Legislators have recognized that simply taking away someone's license after they have received a conviction for driving under the influence of alcohol in North Carolina is often not effective at preventing repeat occurrences. The truth is that people still typically need to use their vehicles to get to work or school.
When you think about impaired driving and DUI/DWIs in North Carolina, the first thing that may come to your mind is alcohol. However, driving while under the influence of any controlled substance is illegal, so alcohol is not the only substance that could lead to a driving while impaired charge. People who use certain medications can receive DWIs too.
A man who drinks, for example, five beers in three hours will typically be less affected than a woman who drinks the same amount in the same time. This seems unfair, but it is a reality that can lead to bad outcomes. For instance, take a woman who is having dinner with a male friend she split a glass of wine with. He seems fine to drive, so she thinks she is fine, too. However, she may well be at greater risk of being pulled over for DUI.
If you are stopped for driving under the influence and the law enforcement officer performs a field sobriety test and you fail, it is highly likely you will be arrested on the spot. In North Carolina, if you are 21 years or older and your blood alcohol concentration is 0.08 percent or above, you are legally impaired. If you are under 21 years of age and have any alcohol in your bloodstream, then you are legally impaired and should not be driving as the state has a no tolerance policy in place for underage drinking.
You know what next Sunday is, right?
When you are charged or convicted with DUI, your life stands to change in a wide variety of ways, some expected, others unexpected. So you can prepare better, here is a look at what has happened to many people in these situations.
Well, it's Turkey Day.
Put yourself in this woman's shoes.
What's the difference between the penalties imposed for a drunk driving versus a boating-while-impaired (BWI) conviction, respectively, in North Carolina?

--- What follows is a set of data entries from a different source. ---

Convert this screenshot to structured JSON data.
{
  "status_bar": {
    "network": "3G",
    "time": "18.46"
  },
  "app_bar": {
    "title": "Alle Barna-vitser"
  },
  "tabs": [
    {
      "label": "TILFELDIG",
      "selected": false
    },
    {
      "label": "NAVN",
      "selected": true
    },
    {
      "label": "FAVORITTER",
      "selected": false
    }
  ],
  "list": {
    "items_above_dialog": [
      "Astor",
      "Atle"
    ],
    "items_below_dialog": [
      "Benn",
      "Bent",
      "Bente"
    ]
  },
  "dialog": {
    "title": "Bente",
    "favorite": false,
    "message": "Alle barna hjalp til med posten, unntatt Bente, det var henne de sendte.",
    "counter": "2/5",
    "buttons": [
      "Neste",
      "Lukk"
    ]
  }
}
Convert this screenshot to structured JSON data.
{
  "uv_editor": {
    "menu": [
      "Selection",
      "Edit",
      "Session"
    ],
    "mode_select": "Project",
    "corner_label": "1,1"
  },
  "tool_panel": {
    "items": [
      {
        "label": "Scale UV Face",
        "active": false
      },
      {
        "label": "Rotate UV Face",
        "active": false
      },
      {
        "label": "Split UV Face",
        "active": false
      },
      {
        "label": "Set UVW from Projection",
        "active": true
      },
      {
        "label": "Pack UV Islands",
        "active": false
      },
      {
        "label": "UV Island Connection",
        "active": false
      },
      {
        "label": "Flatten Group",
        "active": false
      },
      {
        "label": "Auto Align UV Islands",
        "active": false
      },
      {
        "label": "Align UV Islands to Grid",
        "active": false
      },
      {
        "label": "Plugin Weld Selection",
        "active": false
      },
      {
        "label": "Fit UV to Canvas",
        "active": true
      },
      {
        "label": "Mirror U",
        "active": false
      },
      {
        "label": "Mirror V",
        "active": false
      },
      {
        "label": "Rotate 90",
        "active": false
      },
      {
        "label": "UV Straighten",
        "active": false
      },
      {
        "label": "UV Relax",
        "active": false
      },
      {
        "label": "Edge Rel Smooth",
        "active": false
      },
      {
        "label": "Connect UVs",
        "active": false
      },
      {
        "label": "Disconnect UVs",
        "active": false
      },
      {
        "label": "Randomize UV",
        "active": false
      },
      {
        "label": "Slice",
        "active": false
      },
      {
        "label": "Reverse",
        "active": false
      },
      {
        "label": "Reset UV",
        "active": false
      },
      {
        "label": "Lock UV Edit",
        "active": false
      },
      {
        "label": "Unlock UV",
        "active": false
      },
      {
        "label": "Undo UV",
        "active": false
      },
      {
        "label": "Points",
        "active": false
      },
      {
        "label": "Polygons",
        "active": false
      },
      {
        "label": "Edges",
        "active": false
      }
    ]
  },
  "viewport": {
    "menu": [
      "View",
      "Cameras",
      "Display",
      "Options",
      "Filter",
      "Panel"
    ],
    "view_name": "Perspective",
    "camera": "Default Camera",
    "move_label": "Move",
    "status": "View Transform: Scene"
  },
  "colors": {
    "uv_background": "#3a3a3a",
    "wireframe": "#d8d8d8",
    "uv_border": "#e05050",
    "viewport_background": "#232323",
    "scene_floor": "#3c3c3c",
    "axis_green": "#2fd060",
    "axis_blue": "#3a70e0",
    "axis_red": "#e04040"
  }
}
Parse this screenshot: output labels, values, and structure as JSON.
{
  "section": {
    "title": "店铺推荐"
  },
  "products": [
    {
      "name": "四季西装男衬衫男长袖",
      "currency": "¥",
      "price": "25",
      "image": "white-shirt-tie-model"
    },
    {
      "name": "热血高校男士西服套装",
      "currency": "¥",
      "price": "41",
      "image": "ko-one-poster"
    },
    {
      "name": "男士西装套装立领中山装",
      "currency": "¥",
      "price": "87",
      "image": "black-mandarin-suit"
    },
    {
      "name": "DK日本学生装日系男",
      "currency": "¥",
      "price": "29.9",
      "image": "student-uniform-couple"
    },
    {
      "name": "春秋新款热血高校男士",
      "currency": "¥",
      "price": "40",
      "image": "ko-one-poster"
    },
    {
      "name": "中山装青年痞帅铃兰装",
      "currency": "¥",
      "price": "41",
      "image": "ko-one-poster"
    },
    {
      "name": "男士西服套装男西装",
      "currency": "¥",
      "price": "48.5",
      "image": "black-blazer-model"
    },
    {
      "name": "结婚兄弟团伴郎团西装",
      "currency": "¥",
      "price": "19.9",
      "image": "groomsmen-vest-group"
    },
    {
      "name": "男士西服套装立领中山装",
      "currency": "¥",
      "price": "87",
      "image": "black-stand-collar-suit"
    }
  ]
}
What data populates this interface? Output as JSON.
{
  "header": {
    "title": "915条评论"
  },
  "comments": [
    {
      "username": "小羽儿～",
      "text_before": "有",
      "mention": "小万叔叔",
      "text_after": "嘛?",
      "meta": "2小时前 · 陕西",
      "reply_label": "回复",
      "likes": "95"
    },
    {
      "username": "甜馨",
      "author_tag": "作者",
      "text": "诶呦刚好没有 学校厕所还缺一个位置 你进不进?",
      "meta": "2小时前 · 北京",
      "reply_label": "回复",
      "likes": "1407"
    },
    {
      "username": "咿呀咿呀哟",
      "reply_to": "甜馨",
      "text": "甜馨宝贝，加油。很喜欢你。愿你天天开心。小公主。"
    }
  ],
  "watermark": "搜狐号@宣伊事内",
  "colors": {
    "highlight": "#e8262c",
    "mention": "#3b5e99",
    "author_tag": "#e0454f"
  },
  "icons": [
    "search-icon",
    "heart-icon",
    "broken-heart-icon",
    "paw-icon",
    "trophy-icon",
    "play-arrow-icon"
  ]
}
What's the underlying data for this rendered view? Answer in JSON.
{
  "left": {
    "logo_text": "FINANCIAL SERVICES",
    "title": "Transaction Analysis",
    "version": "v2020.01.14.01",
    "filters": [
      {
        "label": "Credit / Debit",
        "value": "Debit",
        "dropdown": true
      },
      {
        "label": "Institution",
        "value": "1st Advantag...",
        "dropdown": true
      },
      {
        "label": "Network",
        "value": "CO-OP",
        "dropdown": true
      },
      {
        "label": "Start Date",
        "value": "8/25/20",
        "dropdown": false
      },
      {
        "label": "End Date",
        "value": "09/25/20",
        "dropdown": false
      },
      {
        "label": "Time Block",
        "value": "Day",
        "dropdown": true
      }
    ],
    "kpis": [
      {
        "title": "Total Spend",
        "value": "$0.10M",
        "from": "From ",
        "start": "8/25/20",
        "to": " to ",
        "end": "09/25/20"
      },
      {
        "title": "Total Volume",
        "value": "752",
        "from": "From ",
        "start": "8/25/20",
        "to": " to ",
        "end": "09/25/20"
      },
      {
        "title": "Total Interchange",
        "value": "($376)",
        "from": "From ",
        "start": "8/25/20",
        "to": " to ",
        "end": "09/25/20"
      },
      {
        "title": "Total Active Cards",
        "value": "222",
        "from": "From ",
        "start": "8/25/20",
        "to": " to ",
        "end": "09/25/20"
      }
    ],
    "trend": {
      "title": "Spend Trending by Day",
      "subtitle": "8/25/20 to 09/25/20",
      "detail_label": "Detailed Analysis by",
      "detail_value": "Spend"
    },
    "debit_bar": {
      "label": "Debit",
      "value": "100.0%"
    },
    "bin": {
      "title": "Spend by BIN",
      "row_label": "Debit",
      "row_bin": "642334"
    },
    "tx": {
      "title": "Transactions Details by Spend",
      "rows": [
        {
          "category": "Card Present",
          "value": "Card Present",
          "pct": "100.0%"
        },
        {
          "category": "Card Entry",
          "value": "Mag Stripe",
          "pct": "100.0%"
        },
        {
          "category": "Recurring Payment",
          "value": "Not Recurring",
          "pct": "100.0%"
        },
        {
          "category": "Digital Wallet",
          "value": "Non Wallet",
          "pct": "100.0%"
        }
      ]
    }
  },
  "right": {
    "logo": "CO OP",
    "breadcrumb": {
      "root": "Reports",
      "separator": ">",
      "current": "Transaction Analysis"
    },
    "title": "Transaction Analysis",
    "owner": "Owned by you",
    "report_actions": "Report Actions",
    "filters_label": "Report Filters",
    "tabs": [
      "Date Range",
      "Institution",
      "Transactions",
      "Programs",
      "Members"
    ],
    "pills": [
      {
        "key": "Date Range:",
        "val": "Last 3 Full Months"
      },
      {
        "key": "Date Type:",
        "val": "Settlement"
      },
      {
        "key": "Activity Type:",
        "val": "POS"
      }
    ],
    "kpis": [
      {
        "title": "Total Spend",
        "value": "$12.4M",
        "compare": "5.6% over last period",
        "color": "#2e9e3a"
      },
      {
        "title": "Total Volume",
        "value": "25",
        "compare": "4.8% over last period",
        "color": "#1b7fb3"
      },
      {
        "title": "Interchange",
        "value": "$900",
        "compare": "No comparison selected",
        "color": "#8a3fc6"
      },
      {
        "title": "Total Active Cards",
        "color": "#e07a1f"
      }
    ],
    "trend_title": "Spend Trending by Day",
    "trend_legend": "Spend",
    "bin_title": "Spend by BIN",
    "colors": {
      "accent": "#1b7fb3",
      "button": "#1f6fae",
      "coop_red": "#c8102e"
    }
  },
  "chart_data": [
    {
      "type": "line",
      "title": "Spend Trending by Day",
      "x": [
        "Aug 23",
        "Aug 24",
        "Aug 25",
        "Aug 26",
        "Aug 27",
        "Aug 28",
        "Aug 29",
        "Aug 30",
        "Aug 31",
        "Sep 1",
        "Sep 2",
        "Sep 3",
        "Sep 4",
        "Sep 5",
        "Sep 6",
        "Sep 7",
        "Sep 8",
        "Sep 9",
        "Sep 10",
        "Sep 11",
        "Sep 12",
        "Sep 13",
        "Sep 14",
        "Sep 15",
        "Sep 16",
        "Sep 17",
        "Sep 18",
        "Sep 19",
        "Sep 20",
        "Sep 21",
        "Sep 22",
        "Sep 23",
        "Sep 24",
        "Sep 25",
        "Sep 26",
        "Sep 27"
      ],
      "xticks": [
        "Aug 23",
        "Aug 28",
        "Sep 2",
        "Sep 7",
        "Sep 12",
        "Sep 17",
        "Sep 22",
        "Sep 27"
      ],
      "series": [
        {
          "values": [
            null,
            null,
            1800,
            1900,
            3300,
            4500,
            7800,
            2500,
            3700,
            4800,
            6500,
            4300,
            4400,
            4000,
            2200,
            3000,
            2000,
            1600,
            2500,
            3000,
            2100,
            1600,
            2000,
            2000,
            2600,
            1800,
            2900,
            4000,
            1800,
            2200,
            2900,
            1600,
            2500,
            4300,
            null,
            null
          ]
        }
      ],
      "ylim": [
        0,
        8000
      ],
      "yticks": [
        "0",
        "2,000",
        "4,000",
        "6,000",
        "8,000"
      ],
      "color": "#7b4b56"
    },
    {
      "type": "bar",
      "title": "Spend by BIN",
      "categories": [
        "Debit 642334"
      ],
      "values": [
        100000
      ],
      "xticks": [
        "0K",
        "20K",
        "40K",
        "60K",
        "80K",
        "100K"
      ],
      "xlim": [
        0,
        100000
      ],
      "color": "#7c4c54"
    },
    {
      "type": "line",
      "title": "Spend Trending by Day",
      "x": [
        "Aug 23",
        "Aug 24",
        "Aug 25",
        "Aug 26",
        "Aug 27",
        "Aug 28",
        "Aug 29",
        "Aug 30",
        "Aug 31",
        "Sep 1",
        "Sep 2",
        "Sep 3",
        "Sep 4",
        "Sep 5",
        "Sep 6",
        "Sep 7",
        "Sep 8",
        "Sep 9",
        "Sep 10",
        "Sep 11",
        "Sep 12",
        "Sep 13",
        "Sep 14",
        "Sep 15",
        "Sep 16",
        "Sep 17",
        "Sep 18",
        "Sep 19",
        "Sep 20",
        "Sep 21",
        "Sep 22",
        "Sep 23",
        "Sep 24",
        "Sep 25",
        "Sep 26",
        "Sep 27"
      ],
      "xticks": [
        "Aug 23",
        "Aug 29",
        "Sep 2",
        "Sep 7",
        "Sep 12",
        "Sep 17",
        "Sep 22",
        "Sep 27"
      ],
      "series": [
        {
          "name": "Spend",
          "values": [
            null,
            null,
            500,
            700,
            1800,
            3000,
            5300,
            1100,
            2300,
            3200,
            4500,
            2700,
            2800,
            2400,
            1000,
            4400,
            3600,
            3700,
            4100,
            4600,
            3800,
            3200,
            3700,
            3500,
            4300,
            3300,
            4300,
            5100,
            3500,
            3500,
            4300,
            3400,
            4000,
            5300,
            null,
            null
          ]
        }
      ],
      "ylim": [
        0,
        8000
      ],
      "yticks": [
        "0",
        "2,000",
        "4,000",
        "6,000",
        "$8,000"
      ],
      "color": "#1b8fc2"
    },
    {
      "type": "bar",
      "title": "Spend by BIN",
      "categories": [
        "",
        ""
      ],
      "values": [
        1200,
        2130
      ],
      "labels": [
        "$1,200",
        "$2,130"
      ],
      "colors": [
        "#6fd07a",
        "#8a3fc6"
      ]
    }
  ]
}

What can a police officer in North Carolina or elsewhere across the country do -- that is, dictate to a motorist -- in a stop focusing on alleged drinking-while-driving behavior?